BY CATHERINE O’CONNOR
The world is so overwhelming I often wonder why we question. In fact, that first statement perfectly captures my frustration. There seems to be no way to stop wondering, yet no way to answer the questions that trouble you. That is to say, all questions stem from a few that cannot be answered: Why am I here? What created the universe? What existed before the universe? And so on.
This dilemma often becomes apparent during my class “socratic seminars”, where a group of students will gather to answer questions (that the students wrote) concerning a certain assigned topic. Often, these questions are classified as level one, two, or three, with the third level being the deepest and most difficult to respond to. From the surface, this appears to be an effective strategy to tackle the problems of the world: the combined intelligence of the group should be utilized to reach satisfactory conclusions.
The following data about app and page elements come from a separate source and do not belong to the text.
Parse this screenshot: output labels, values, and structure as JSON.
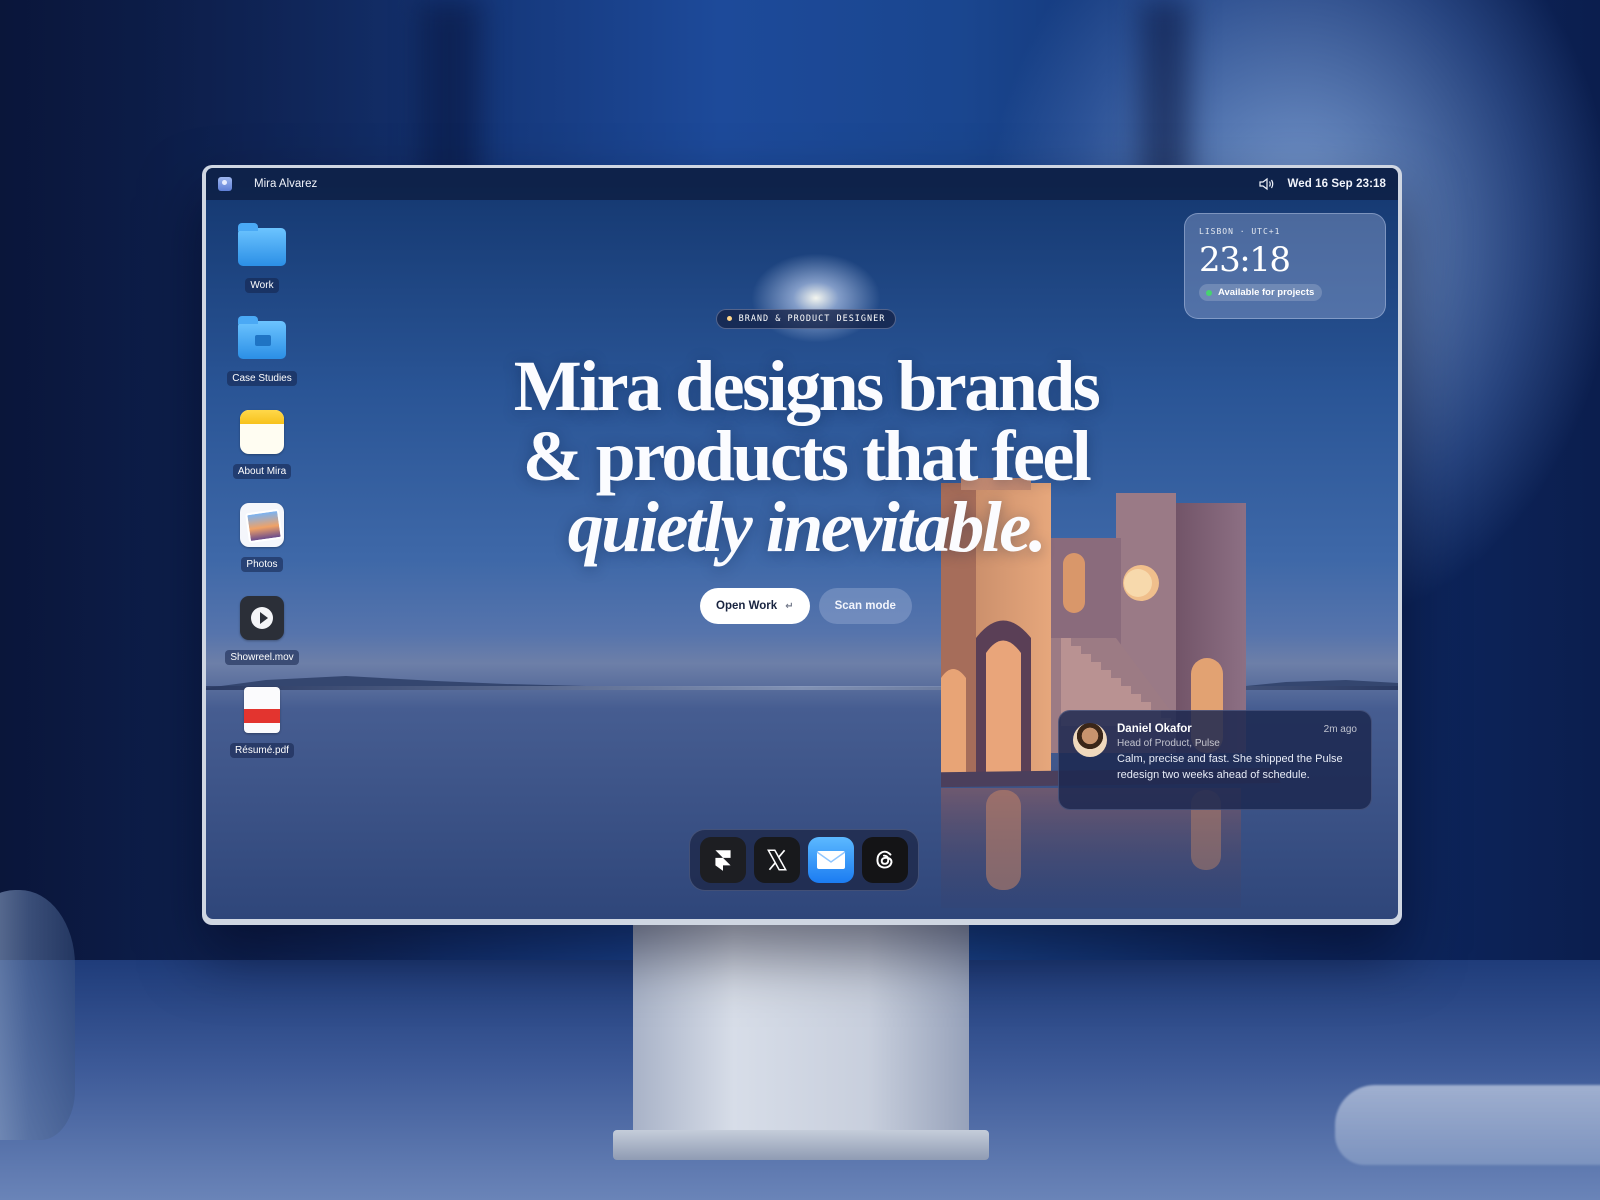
{
  "menubar": {
    "app_name": "Mira Alvarez",
    "datetime": "Wed 16 Sep  23:18",
    "icons": {
      "logo": "app-logo-icon",
      "volume": "speaker-icon"
    }
  },
  "desktop_icons": [
    {
      "label": "Work",
      "icon": "folder-icon"
    },
    {
      "label": "Case Studies",
      "icon": "briefcase-folder-icon"
    },
    {
      "label": "About Mira",
      "icon": "notes-icon"
    },
    {
      "label": "Photos",
      "icon": "photos-icon"
    },
    {
      "label": "Showreel.mov",
      "icon": "movie-file-icon"
    },
    {
      "label": "Résumé.pdf",
      "icon": "pdf-file-icon"
    }
  ],
  "widget": {
    "city": "LISBON · UTC+1",
    "time": "23:18",
    "status": "Available for projects",
    "status_color": "#46d36f"
  },
  "hero": {
    "tag": "BRAND & PRODUCT DESIGNER",
    "headline_line1": "Mira designs brands",
    "headline_line2": "& products that feel",
    "headline_line3": "quietly inevitable.",
    "primary_button": "Open Work",
    "primary_button_hint": "↵",
    "secondary_button": "Scan mode"
  },
  "notification": {
    "name": "Daniel Okafor",
    "time_ago": "2m ago",
    "role": "Head of Product, Pulse",
    "message": "Calm, precise and fast. She shipped the Pulse redesign two weeks ahead of schedule."
  },
  "dock": {
    "apps": [
      {
        "name": "framer-icon"
      },
      {
        "name": "x-icon"
      },
      {
        "name": "mail-icon"
      },
      {
        "name": "threads-icon"
      }
    ]
  },
  "colors": {
    "accent": "#ffffff",
    "screen_sky": "#2a5596",
    "architecture": "#b98a7c"
  }
}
In reality, we circle around the deepest, most pressing questions, as we grapple with the “level two” questions.
One gloomy, slow morning in my sophomore year of high school, I sat in my AP US History class, waiting my turn to discuss free speech on college campuses. One student in the inner circle of speakers asked the question, “How do we protect everyone and make everyone happy at the same time when it comes to being allowed to say what they want?” There was a groggy pause in the conversation, as my classmates struggled to answer such a difficult question on the spot. As someone who was not allowed to speak at this point in the discussion, I was afforded the space to think without pressure. Alas, the question was unanswerable. There is no way to attain total happiness through political means. There will always be a struggle against the current system, as very few people are ever content.
What, then, what is the point of these discussions? What is the point of trying to work through the overwhelming paradoxes of life? Even those quandaries that appear simpler, more relevant, or practical, often reflect the questions that are much more challenging than expected. The questions I yearn to have solved are consistently those that have no answer at all. Coming to this realization often leaves me feeling helpless, as though there may not be a point to school at all. After all, why ask questions when you can’t find answers?
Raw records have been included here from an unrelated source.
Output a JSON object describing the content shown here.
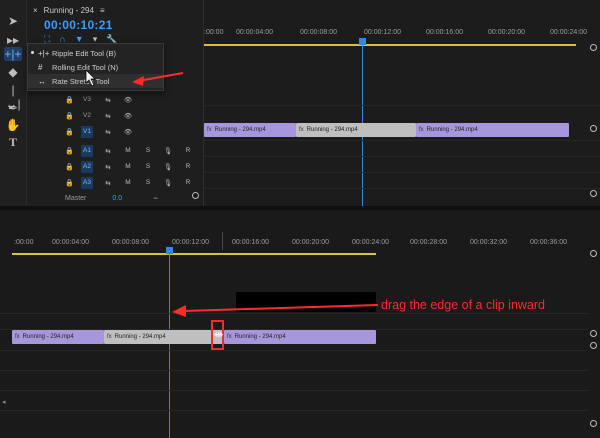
{
  "sequence": {
    "close_glyph": "×",
    "title": "Running - 294",
    "menu_glyph": "≡",
    "timecode": "00:00:10:21"
  },
  "tool_menu": {
    "items": [
      {
        "label": "Ripple Edit Tool (B)",
        "glyph": "+|+"
      },
      {
        "label": "Rolling Edit Tool (N)",
        "glyph": "#"
      },
      {
        "label": "Rate Stretch Tool",
        "glyph": "↔"
      }
    ]
  },
  "tracks": [
    {
      "name": "V3",
      "lock": "🔒",
      "eye": "👁"
    },
    {
      "name": "V2",
      "lock": "🔒",
      "eye": "👁"
    },
    {
      "name": "V1",
      "lock": "🔒",
      "eye": "👁"
    },
    {
      "name": "A1",
      "lock": "🔒",
      "m": "M",
      "s": "S",
      "mic": "🎙",
      "r": "R"
    },
    {
      "name": "A2",
      "lock": "🔒",
      "m": "M",
      "s": "S",
      "mic": "🎙",
      "r": "R"
    },
    {
      "name": "A3",
      "lock": "🔒",
      "m": "M",
      "s": "S",
      "mic": "🎙",
      "r": "R"
    }
  ],
  "master": {
    "label": "Master",
    "value": "0.0"
  },
  "ruler_top": [
    ":00:00",
    "00:00:04:00",
    "00:00:08:00",
    "00:00:12:00",
    "00:00:16:00",
    "00:00:20:00",
    "00:00:24:00"
  ],
  "ruler_bottom": [
    ":00:00",
    "00:00:04:00",
    "00:00:08:00",
    "00:00:12:00",
    "00:00:16:00",
    "00:00:20:00",
    "00:00:24:00",
    "00:00:28:00",
    "00:00:32:00",
    "00:00:36:00"
  ],
  "clips_top": [
    {
      "label": "Running - 294.mp4",
      "fx": "fx",
      "color": "purple"
    },
    {
      "label": "Running - 294.mp4",
      "fx": "fx",
      "color": "gray"
    },
    {
      "label": "Running - 294.mp4",
      "fx": "fx",
      "color": "purple"
    }
  ],
  "clips_bottom": [
    {
      "label": "Running - 294.mp4",
      "fx": "fx",
      "color": "purple"
    },
    {
      "label": "Running - 294.mp4",
      "fx": "fx",
      "color": "gray"
    },
    {
      "label": "Running - 294.mp4",
      "fx": "fx",
      "color": "purple"
    }
  ],
  "annotation": {
    "text": "drag the edge of a clip inward"
  },
  "colors": {
    "accent": "#2d88e6",
    "work_area": "#d8c23a",
    "annotation": "#ff2a2a"
  }
}
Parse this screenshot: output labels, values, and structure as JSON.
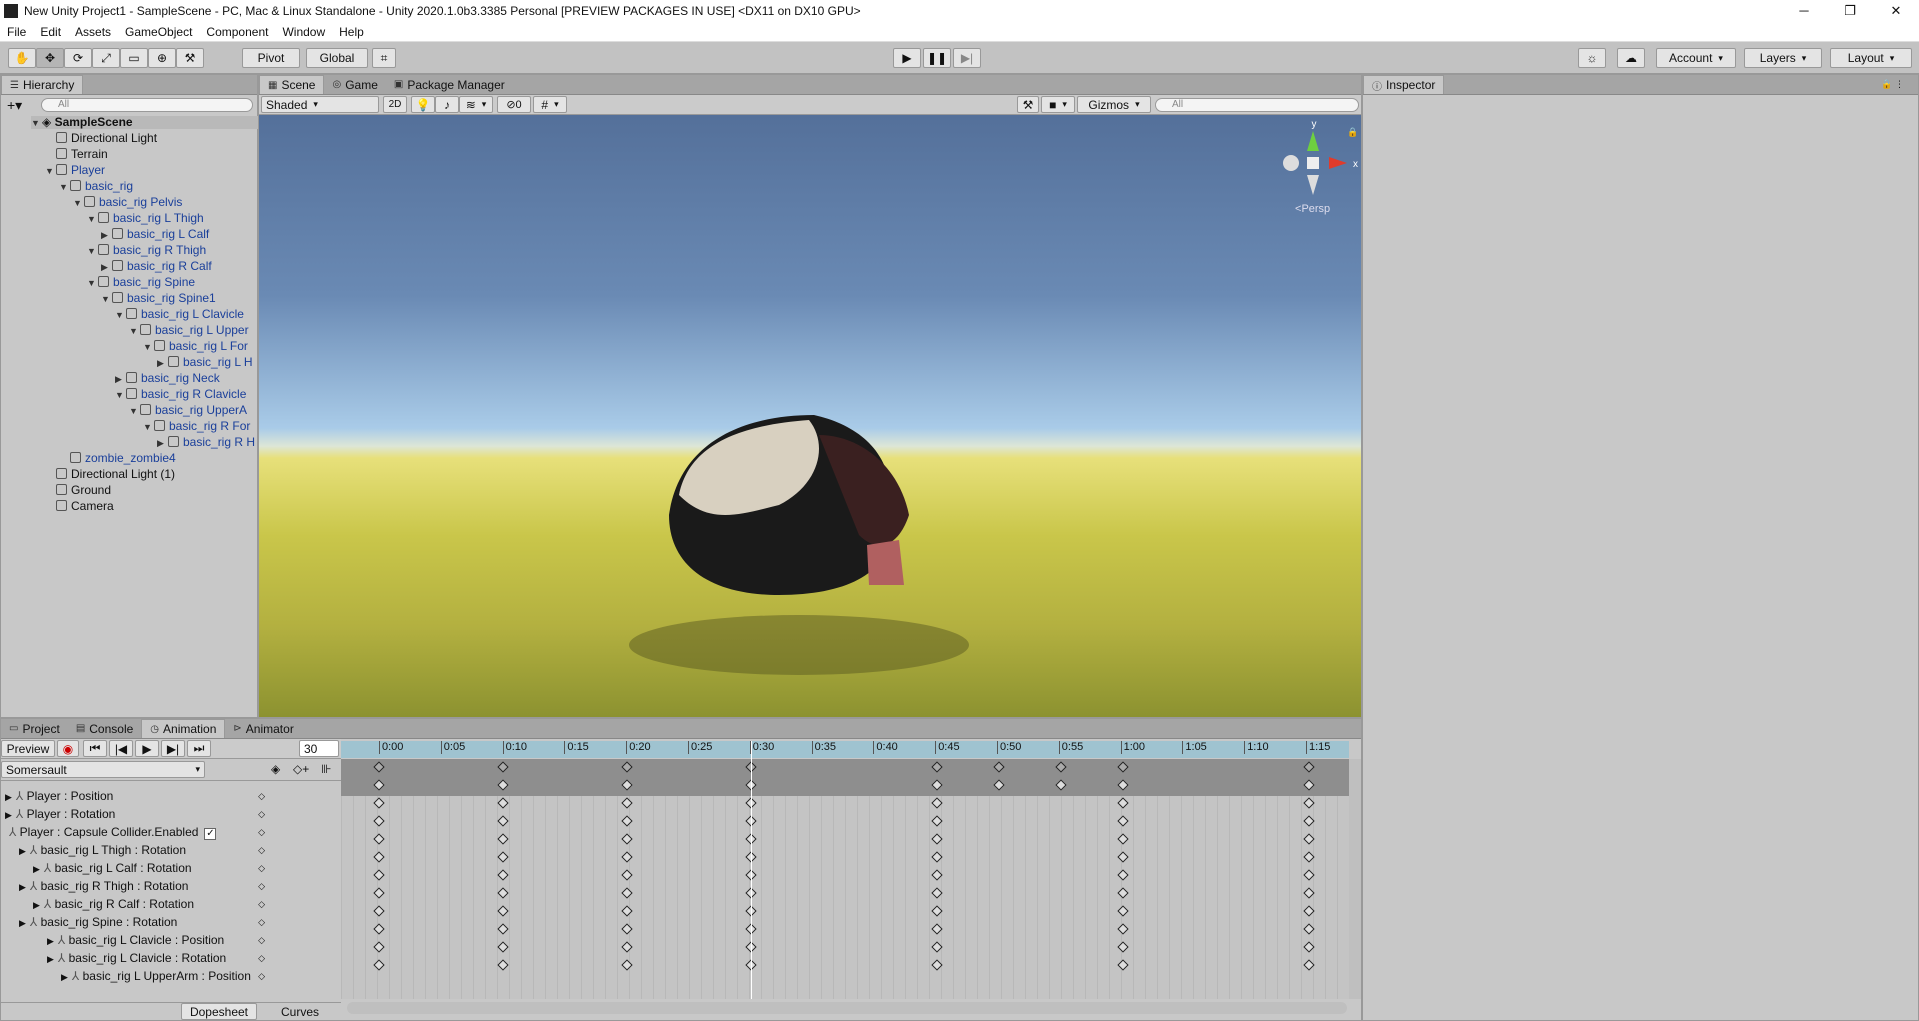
{
  "window": {
    "title": "New Unity Project1 - SampleScene - PC, Mac & Linux Standalone - Unity 2020.1.0b3.3385 Personal [PREVIEW PACKAGES IN USE] <DX11 on DX10 GPU>",
    "minimize": "─",
    "maximize": "❐",
    "close": "✕"
  },
  "menu": [
    "File",
    "Edit",
    "Assets",
    "GameObject",
    "Component",
    "Window",
    "Help"
  ],
  "toolbar": {
    "pivot": "Pivot",
    "global": "Global",
    "account": "Account",
    "layers": "Layers",
    "layout": "Layout"
  },
  "hierarchy": {
    "tab": "Hierarchy",
    "search_placeholder": "All",
    "scene": "SampleScene",
    "items": [
      {
        "label": "Directional Light",
        "depth": 1,
        "blue": false,
        "arrow": ""
      },
      {
        "label": "Terrain",
        "depth": 1,
        "blue": false,
        "arrow": ""
      },
      {
        "label": "Player",
        "depth": 1,
        "blue": true,
        "arrow": "▼"
      },
      {
        "label": "basic_rig",
        "depth": 2,
        "blue": true,
        "arrow": "▼"
      },
      {
        "label": "basic_rig Pelvis",
        "depth": 3,
        "blue": true,
        "arrow": "▼"
      },
      {
        "label": "basic_rig L Thigh",
        "depth": 4,
        "blue": true,
        "arrow": "▼"
      },
      {
        "label": "basic_rig L Calf",
        "depth": 5,
        "blue": true,
        "arrow": "▶"
      },
      {
        "label": "basic_rig R Thigh",
        "depth": 4,
        "blue": true,
        "arrow": "▼"
      },
      {
        "label": "basic_rig R Calf",
        "depth": 5,
        "blue": true,
        "arrow": "▶"
      },
      {
        "label": "basic_rig Spine",
        "depth": 4,
        "blue": true,
        "arrow": "▼"
      },
      {
        "label": "basic_rig Spine1",
        "depth": 5,
        "blue": true,
        "arrow": "▼"
      },
      {
        "label": "basic_rig L Clavicle",
        "depth": 6,
        "blue": true,
        "arrow": "▼"
      },
      {
        "label": "basic_rig L Upper",
        "depth": 7,
        "blue": true,
        "arrow": "▼"
      },
      {
        "label": "basic_rig L For",
        "depth": 8,
        "blue": true,
        "arrow": "▼"
      },
      {
        "label": "basic_rig L H",
        "depth": 9,
        "blue": true,
        "arrow": "▶"
      },
      {
        "label": "basic_rig Neck",
        "depth": 6,
        "blue": true,
        "arrow": "▶"
      },
      {
        "label": "basic_rig R Clavicle",
        "depth": 6,
        "blue": true,
        "arrow": "▼"
      },
      {
        "label": "basic_rig UpperA",
        "depth": 7,
        "blue": true,
        "arrow": "▼"
      },
      {
        "label": "basic_rig R For",
        "depth": 8,
        "blue": true,
        "arrow": "▼"
      },
      {
        "label": "basic_rig R H",
        "depth": 9,
        "blue": true,
        "arrow": "▶"
      },
      {
        "label": "zombie_zombie4",
        "depth": 2,
        "blue": true,
        "arrow": ""
      },
      {
        "label": "Directional Light (1)",
        "depth": 1,
        "blue": false,
        "arrow": ""
      },
      {
        "label": "Ground",
        "depth": 1,
        "blue": false,
        "arrow": ""
      },
      {
        "label": "Camera",
        "depth": 1,
        "blue": false,
        "arrow": ""
      }
    ]
  },
  "scene_tabs": {
    "scene": "Scene",
    "game": "Game",
    "package_manager": "Package Manager"
  },
  "scene_toolbar": {
    "shading": "Shaded",
    "mode_2d": "2D",
    "hidden_count": "0",
    "gizmos": "Gizmos",
    "search_placeholder": "All",
    "persp": "Persp",
    "axis_y": "y",
    "axis_x": "x"
  },
  "inspector": {
    "tab": "Inspector"
  },
  "bottom_tabs": {
    "project": "Project",
    "console": "Console",
    "animation": "Animation",
    "animator": "Animator"
  },
  "animation": {
    "preview": "Preview",
    "frame": "30",
    "clip": "Somersault",
    "time_labels": [
      "0:00",
      "0:05",
      "0:10",
      "0:15",
      "0:20",
      "0:25",
      "0:30",
      "0:35",
      "0:40",
      "0:45",
      "0:50",
      "0:55",
      "1:00",
      "1:05",
      "1:10",
      "1:15"
    ],
    "current_time": "0:30",
    "properties": [
      {
        "label": "Player : Position",
        "indent": 0,
        "arrow": "▶"
      },
      {
        "label": "Player : Rotation",
        "indent": 0,
        "arrow": "▶"
      },
      {
        "label": "Player : Capsule Collider.Enabled",
        "indent": 0,
        "arrow": "",
        "check": "✓"
      },
      {
        "label": "basic_rig L Thigh : Rotation",
        "indent": 1,
        "arrow": "▶"
      },
      {
        "label": "basic_rig L Calf : Rotation",
        "indent": 2,
        "arrow": "▶"
      },
      {
        "label": "basic_rig R Thigh : Rotation",
        "indent": 1,
        "arrow": "▶"
      },
      {
        "label": "basic_rig R Calf : Rotation",
        "indent": 2,
        "arrow": "▶"
      },
      {
        "label": "basic_rig Spine : Rotation",
        "indent": 1,
        "arrow": "▶"
      },
      {
        "label": "basic_rig L Clavicle : Position",
        "indent": 3,
        "arrow": "▶"
      },
      {
        "label": "basic_rig L Clavicle : Rotation",
        "indent": 3,
        "arrow": "▶"
      },
      {
        "label": "basic_rig L UpperArm : Position",
        "indent": 4,
        "arrow": "▶"
      }
    ],
    "dopesheet": "Dopesheet",
    "curves": "Curves"
  }
}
And yet, I clearly still have questions. I’ve also come to realize that the process of questioning is part of human nature. There may be no rhyme or reason to it in reality, but part of what makes humans unique is our ability to use our imagination. Not every question can be answered, and the truth of the matter is, we often simply make the answers up. Through the process of crafting this essay, through listening to my peers in class discussions, through studying philosophy, through living life as a human being, I’ve learned that each person will come to their own personal answer to the questions that probe them most. The point of questioning is rarely to find the answers that you want to know, but to feed your sense of curiosity.
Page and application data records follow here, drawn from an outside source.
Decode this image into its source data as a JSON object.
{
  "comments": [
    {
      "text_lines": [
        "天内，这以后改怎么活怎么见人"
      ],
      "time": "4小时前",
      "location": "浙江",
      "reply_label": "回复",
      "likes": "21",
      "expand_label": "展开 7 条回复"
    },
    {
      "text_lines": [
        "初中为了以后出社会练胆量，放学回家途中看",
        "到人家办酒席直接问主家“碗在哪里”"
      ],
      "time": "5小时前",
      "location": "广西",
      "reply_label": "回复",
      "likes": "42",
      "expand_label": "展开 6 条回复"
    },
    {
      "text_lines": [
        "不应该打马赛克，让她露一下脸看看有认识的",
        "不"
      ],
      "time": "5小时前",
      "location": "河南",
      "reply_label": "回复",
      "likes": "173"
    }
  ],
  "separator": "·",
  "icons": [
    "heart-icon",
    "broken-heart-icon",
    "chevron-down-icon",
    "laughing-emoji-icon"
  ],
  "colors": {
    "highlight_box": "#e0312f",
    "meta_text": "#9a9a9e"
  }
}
I go to school, I ask questions, I wonder, all because I need to. If I don’t, I haven’t an idea how I would survive. I wouldn’t be human. I question because that is who I am, it is what I want to do. I question because the pursuit of knowledge is one of immense gratification, bringing meaning and structure to a complex world.
Catherine O’Connor is 16 years old and lives in Beaverton, Oregon where she attends Westview High School. She wrote this essay for school and believes it encapsulates the struggle that we all face in dealing with life’s unanswerable questions.